Exercise requirements: All of the data below should be written out again exactly.

Excerpted records:
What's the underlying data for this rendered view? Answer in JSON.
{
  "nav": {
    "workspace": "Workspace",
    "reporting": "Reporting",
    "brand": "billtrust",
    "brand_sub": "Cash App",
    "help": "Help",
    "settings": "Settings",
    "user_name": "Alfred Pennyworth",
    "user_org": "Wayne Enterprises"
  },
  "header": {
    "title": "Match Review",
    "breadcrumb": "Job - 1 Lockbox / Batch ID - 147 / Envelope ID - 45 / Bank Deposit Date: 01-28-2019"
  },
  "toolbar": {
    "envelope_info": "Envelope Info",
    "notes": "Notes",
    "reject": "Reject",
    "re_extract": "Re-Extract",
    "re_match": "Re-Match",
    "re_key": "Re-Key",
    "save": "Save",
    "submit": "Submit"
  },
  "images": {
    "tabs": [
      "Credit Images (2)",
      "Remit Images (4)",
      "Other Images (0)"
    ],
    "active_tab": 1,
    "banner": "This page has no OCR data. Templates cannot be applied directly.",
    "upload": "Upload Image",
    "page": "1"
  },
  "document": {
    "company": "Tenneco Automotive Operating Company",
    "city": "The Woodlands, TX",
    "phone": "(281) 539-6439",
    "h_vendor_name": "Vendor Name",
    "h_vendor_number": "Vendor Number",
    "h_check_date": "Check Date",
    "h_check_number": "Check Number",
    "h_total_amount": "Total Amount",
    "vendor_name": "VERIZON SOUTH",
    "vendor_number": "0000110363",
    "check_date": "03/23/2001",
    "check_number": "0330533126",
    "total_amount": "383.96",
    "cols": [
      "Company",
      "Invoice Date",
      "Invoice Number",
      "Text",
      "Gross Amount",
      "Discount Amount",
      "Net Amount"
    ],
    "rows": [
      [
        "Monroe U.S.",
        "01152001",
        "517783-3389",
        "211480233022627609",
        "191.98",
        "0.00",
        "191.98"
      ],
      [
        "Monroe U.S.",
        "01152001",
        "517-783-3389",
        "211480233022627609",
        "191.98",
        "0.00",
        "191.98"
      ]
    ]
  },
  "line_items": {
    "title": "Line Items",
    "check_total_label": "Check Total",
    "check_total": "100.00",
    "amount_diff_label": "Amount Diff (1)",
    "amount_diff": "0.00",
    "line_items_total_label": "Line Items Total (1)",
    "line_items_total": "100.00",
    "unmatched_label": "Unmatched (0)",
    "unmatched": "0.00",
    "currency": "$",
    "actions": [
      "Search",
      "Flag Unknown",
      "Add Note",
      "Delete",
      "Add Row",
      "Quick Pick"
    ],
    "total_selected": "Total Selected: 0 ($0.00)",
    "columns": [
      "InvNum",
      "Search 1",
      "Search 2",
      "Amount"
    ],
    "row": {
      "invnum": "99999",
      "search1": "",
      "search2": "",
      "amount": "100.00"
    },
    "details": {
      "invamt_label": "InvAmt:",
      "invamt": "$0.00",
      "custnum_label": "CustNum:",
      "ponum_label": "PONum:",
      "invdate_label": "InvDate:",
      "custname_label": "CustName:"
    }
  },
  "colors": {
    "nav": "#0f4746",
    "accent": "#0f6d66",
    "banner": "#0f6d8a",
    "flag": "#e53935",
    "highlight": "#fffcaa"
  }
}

Output for this task:
What's the underlying data for this rendered view? Answer in JSON.
{
  "nav": {
    "workspace": "Workspace",
    "reporting": "Reporting",
    "brand": "billtrust",
    "brand_sub": "Cash App",
    "help": "Help",
    "settings": "Settings",
    "user_name": "Alfred Pennyworth",
    "user_org": "Wayne Enterprises"
  },
  "header": {
    "title": "Match Review",
    "breadcrumb": "Job - 1 Lockbox / Batch ID - 147 / Envelope ID - 45 / Bank Deposit Date: 01-28-2019"
  },
  "toolbar": {
    "envelope_info": "Envelope Info",
    "notes": "Notes",
    "reject": "Reject",
    "re_extract": "Re-Extract",
    "re_match": "Re-Match",
    "re_key": "Re-Key",
    "save": "Save",
    "submit": "Submit"
  },
  "images": {
    "tabs": [
      "Credit Images (2)",
      "Remit Images (4)",
      "Other Images (0)"
    ],
    "active_tab": 1,
    "banner": "This page has no OCR data. Templates cannot be applied directly.",
    "upload": "Upload Image",
    "page": "1"
  },
  "document": {
    "company": "Tenneco Automotive Operating Company",
    "city": "The Woodlands, TX",
    "phone": "(281) 539-6439",
    "h_vendor_name": "Vendor Name",
    "h_vendor_number": "Vendor Number",
    "h_check_date": "Check Date",
    "h_check_number": "Check Number",
    "h_total_amount": "Total Amount",
    "vendor_name": "VERIZON SOUTH",
    "vendor_number": "0000110363",
    "check_date": "03/23/2001",
    "check_number": "0330533126",
    "total_amount": "383.96",
    "cols": [
      "Company",
      "Invoice Date",
      "Invoice Number",
      "Text",
      "Gross Amount",
      "Discount Amount",
      "Net Amount"
    ],
    "rows": [
      [
        "Monroe U.S.",
        "01152001",
        "517783-3389",
        "211480233022627609",
        "191.98",
        "0.00",
        "191.98"
      ],
      [
        "Monroe U.S.",
        "01152001",
        "517-783-3389",
        "211480233022627609",
        "191.98",
        "0.00",
        "191.98"
      ]
    ]
  },
  "line_items": {
    "title": "Line Items",
    "check_total_label": "Check Total",
    "check_total": "100.00",
    "amount_diff_label": "Amount Diff (1)",
    "amount_diff": "0.00",
    "line_items_total_label": "Line Items Total (1)",
    "line_items_total": "100.00",
    "unmatched_label": "Unmatched (0)",
    "unmatched": "0.00",
    "currency": "$",
    "actions": [
      "Search",
      "Flag Unknown",
      "Add Note",
      "Delete",
      "Add Row",
      "Quick Pick"
    ],
    "total_selected": "Total Selected: 0 ($0.00)",
    "columns": [
      "InvNum",
      "Search 1",
      "Search 2",
      "Amount"
    ],
    "row": {
      "invnum": "99999",
      "search1": "",
      "search2": "",
      "amount": "100.00"
    },
    "details": {
      "invamt_label": "InvAmt:",
      "invamt": "$0.00",
      "custnum_label": "CustNum:",
      "ponum_label": "PONum:",
      "invdate_label": "InvDate:",
      "custname_label": "CustName:"
    }
  },
  "colors": {
    "nav": "#0f4746",
    "accent": "#0f6d66",
    "banner": "#0f6d8a",
    "flag": "#e53935",
    "highlight": "#fffcaa"
  }
}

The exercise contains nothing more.